** Opening EXTRACTED INFORMATION block **

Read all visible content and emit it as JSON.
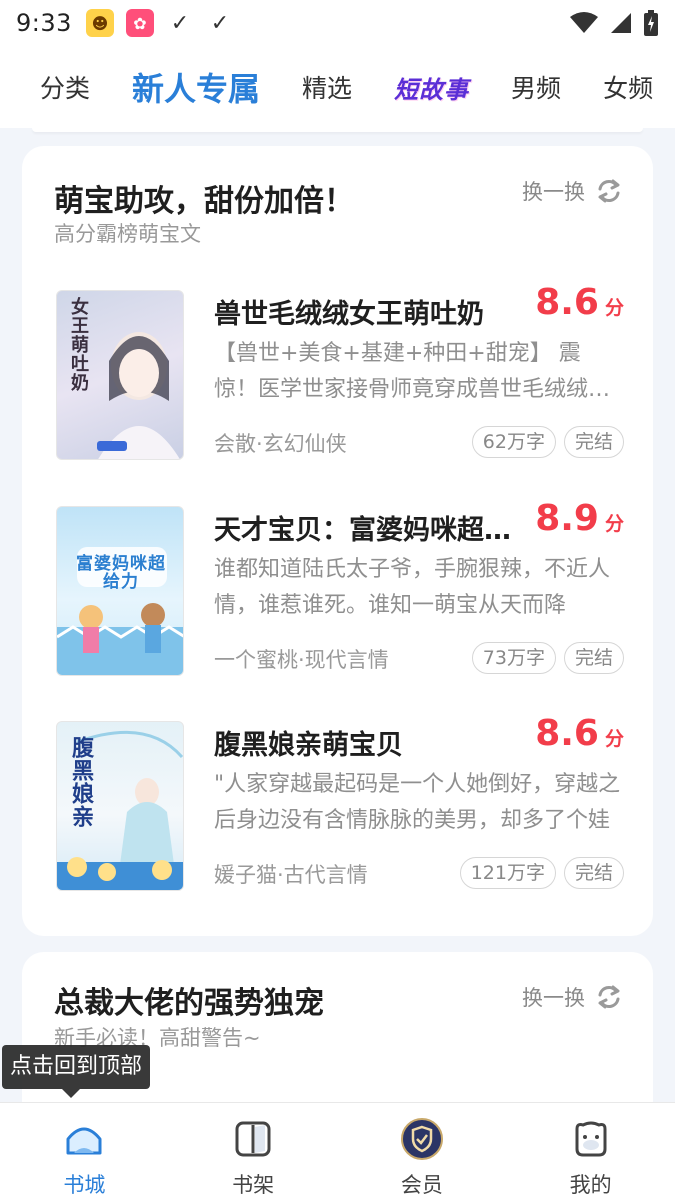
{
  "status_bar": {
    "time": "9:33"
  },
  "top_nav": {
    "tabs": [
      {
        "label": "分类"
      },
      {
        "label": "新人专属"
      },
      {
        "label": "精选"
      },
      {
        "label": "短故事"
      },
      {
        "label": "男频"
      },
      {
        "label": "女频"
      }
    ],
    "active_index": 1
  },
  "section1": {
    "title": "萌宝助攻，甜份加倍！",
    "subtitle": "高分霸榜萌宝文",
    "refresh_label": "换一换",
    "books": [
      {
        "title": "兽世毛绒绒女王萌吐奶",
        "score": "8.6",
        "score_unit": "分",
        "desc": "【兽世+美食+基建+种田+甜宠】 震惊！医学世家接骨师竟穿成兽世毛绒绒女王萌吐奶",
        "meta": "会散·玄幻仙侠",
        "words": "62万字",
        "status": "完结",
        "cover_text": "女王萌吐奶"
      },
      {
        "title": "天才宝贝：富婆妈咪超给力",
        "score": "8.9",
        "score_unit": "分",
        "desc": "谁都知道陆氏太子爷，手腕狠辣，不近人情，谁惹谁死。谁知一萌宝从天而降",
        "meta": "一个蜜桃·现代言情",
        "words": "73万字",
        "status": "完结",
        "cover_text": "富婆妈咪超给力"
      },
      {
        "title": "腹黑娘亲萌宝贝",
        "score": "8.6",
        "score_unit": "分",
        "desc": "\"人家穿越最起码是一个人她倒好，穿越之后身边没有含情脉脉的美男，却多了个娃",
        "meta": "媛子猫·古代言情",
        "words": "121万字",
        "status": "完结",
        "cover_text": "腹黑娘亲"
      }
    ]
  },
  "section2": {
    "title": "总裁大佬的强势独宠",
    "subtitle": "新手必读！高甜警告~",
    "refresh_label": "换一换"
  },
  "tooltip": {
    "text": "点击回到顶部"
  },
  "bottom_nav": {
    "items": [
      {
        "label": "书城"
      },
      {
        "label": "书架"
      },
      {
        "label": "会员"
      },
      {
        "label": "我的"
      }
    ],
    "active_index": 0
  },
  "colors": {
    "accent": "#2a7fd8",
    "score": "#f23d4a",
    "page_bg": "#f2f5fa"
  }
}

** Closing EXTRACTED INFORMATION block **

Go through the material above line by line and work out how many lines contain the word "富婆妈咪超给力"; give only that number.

2